──────── RECORDS SUPPLIED

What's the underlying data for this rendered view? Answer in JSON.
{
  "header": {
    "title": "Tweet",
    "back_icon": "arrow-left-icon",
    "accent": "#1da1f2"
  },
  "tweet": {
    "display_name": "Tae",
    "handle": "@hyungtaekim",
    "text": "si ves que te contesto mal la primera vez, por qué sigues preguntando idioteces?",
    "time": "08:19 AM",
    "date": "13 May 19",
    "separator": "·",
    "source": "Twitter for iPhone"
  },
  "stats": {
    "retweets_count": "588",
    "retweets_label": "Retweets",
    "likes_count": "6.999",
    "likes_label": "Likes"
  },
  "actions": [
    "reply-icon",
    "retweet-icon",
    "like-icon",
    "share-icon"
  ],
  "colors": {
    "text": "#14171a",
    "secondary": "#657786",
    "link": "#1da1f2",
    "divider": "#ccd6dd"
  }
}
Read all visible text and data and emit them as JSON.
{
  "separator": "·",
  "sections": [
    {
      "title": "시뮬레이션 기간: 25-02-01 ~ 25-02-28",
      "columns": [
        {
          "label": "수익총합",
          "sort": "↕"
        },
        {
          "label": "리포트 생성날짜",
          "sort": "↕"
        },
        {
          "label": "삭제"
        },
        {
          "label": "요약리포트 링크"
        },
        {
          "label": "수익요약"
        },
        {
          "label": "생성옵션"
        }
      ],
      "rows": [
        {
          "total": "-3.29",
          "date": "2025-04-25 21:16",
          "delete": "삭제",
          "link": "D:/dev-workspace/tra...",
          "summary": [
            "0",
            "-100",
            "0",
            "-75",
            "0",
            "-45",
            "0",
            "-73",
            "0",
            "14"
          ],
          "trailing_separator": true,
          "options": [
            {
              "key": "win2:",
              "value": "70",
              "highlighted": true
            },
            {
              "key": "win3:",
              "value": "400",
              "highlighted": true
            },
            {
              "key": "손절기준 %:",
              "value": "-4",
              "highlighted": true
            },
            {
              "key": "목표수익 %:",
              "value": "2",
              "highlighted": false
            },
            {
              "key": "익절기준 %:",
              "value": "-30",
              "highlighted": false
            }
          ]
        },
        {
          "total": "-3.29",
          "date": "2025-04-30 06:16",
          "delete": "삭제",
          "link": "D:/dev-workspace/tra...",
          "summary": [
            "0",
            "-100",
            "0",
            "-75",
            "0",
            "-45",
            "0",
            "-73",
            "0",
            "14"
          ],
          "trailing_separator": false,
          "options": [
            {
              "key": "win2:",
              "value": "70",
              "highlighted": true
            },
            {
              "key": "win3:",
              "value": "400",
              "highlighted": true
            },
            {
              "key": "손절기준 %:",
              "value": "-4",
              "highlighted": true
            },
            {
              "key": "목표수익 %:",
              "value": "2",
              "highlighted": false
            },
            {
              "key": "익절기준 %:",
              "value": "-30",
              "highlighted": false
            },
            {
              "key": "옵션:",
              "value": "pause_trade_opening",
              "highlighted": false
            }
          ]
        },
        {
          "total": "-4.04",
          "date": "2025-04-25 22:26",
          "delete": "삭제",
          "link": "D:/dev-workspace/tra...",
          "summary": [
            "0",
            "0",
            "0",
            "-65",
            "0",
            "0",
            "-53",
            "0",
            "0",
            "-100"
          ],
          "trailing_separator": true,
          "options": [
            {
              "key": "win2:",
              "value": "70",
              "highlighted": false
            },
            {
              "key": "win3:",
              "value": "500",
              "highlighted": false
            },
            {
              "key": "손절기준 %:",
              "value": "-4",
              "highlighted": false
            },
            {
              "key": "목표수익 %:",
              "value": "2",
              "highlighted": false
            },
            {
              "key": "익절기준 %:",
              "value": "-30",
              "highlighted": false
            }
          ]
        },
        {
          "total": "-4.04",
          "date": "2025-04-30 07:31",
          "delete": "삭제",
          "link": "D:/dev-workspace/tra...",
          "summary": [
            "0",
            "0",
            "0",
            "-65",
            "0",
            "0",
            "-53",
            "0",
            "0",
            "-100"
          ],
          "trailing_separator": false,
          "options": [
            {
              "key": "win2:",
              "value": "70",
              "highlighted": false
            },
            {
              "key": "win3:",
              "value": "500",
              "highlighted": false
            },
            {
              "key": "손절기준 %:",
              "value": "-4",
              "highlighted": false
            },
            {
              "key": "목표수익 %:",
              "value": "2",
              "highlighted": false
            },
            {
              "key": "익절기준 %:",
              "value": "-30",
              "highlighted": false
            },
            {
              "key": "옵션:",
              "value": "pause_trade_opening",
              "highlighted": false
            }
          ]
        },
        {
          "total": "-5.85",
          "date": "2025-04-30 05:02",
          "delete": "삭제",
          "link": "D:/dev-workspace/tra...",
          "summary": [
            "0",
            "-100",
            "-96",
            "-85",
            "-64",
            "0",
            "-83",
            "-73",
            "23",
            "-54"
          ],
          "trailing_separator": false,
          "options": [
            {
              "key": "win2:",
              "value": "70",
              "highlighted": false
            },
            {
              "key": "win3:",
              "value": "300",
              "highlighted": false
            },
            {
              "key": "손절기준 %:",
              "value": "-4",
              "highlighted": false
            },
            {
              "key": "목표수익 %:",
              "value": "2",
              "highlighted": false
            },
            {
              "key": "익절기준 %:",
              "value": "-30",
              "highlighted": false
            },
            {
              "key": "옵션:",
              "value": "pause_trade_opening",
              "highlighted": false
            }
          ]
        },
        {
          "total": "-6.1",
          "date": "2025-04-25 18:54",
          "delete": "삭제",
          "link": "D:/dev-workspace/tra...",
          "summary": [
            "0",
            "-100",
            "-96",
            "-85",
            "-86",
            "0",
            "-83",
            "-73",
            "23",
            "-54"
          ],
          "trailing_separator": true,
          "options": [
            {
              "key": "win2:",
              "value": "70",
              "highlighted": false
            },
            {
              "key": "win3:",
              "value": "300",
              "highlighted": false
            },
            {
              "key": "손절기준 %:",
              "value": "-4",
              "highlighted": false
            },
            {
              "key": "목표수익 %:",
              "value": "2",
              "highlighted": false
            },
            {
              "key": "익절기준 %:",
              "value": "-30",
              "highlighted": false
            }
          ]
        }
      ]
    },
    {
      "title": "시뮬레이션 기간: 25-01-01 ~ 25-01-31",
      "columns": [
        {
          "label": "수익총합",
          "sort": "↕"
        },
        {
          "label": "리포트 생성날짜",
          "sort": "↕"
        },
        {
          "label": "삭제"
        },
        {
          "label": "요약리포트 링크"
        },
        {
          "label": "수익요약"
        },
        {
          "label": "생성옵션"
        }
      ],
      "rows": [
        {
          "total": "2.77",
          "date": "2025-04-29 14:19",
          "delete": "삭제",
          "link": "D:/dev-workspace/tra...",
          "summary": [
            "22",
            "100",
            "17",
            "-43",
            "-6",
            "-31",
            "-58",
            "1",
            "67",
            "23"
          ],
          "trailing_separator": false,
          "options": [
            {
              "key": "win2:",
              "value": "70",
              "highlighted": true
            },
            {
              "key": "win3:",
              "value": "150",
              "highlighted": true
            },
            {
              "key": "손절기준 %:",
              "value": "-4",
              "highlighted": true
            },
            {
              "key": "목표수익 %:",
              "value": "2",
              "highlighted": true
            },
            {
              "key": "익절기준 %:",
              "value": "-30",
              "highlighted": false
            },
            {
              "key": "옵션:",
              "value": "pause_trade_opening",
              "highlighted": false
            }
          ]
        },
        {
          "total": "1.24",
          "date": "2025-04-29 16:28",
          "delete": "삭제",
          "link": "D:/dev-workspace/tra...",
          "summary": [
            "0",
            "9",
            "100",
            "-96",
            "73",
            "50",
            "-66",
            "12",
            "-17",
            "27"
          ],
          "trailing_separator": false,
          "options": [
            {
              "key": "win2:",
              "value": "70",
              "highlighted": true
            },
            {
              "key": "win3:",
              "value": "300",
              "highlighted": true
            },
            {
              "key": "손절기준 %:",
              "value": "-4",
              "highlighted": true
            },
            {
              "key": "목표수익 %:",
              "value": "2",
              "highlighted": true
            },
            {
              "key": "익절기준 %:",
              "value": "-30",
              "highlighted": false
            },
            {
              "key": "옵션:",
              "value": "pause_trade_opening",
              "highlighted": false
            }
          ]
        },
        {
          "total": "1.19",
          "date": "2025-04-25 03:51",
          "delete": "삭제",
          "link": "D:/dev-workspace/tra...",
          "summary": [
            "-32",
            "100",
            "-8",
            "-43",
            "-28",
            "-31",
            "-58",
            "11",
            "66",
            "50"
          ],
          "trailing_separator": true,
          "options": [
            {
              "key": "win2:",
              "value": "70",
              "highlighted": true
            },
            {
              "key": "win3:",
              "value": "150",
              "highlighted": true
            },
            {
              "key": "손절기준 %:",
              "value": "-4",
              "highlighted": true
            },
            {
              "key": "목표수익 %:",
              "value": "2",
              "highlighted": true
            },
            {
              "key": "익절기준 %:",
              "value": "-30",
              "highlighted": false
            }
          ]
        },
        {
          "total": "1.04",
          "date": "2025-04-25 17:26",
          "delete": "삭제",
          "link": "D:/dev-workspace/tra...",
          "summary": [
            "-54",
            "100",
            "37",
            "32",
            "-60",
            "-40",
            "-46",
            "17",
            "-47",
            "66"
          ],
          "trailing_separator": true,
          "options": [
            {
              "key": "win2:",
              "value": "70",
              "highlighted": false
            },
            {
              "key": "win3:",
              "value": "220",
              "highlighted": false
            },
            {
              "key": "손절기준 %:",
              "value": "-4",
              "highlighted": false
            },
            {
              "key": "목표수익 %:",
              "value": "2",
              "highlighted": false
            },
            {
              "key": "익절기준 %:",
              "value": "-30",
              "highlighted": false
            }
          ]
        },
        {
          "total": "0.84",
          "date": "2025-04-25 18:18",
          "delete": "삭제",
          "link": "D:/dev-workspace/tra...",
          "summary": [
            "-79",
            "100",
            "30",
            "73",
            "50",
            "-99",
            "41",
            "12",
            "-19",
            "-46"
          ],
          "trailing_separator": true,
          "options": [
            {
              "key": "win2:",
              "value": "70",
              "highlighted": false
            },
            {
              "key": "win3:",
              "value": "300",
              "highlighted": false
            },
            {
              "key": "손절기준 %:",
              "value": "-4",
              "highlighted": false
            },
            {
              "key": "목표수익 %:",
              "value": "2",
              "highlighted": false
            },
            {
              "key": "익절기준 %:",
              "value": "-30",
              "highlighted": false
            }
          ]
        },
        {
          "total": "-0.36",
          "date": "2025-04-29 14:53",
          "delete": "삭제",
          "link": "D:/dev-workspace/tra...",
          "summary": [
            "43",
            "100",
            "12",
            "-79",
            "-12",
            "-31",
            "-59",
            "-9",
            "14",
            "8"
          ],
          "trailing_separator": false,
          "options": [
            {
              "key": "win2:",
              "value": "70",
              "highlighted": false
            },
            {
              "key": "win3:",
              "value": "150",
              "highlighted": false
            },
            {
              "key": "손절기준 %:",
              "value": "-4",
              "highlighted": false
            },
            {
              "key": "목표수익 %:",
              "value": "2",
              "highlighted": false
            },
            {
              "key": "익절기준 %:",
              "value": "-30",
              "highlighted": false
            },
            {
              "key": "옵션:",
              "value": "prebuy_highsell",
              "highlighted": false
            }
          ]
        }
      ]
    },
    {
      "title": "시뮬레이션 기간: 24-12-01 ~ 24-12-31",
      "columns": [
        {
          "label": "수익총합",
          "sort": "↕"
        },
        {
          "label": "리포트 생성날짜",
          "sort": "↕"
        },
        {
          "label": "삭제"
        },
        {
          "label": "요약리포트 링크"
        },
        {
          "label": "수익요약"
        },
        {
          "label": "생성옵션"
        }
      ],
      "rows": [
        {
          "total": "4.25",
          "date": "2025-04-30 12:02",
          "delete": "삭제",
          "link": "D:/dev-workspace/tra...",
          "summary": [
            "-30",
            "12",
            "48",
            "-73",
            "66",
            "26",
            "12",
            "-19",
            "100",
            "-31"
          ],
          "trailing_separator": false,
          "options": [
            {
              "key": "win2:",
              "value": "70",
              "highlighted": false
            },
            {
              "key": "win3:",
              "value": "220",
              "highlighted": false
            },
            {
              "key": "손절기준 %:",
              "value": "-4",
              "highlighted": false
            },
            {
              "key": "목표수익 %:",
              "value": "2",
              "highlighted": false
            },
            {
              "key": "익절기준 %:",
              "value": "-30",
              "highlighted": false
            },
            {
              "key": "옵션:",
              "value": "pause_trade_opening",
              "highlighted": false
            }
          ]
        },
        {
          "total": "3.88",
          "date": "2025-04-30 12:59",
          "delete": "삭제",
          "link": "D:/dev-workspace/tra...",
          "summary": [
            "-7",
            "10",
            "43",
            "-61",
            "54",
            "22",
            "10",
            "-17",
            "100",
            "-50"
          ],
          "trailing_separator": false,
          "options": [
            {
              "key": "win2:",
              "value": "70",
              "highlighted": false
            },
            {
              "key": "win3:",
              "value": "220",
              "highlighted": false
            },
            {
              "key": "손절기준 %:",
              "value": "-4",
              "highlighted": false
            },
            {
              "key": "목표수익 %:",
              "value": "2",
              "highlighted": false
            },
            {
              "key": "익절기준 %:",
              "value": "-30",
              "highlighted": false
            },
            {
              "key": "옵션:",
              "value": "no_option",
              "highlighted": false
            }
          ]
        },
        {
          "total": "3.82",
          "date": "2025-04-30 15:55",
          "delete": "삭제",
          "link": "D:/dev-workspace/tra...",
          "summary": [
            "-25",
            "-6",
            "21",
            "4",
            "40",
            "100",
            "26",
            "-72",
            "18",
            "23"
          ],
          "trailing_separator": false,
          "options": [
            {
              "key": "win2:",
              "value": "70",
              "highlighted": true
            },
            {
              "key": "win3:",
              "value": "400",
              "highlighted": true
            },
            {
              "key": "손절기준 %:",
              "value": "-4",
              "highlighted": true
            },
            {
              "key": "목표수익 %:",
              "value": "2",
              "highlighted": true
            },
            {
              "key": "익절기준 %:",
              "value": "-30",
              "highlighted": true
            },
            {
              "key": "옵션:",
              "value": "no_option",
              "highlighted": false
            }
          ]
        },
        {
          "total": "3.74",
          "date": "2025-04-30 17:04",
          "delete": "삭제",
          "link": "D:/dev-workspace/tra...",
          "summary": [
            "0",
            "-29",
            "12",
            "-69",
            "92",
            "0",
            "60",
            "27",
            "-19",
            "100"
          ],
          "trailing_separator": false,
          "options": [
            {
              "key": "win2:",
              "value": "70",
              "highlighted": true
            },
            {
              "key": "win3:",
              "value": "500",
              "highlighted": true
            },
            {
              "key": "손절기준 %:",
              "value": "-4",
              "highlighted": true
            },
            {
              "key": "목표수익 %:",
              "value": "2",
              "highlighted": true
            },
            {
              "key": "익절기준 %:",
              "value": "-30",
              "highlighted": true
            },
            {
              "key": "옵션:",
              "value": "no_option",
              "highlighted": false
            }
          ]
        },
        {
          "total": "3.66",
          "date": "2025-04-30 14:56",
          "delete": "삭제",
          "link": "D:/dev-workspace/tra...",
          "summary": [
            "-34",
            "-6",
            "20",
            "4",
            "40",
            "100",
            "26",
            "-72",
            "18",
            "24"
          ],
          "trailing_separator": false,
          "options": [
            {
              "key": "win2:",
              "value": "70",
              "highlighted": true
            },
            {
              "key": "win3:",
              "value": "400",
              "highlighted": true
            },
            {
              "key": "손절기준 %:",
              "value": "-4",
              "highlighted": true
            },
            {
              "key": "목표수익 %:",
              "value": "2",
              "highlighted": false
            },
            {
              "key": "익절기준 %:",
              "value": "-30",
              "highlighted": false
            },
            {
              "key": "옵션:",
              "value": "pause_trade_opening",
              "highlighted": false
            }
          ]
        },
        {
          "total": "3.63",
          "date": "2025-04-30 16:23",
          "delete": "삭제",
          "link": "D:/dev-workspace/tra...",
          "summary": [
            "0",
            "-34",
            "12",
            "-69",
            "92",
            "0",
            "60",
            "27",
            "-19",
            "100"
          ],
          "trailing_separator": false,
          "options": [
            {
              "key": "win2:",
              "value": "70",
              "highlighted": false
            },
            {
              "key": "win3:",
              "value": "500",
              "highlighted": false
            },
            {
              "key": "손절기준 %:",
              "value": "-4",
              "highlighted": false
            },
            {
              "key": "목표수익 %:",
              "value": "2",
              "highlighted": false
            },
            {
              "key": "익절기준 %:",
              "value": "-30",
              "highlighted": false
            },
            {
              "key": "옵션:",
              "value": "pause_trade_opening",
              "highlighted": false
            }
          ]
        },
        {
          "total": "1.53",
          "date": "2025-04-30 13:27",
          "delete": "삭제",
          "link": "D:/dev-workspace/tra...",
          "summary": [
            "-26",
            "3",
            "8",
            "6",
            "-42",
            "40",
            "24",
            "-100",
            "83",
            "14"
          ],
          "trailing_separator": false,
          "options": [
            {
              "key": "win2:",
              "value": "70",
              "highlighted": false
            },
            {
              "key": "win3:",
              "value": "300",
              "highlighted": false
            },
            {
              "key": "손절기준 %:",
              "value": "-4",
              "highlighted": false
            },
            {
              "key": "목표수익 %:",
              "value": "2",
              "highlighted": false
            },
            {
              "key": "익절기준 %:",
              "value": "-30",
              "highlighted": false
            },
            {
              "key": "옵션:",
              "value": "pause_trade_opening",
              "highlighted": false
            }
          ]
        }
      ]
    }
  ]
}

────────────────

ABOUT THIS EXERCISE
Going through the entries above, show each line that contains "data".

FINISHED TASK
What's the underlying data for this rendered view? Answer in JSON.
Read all visible text and data and emit them as JSON.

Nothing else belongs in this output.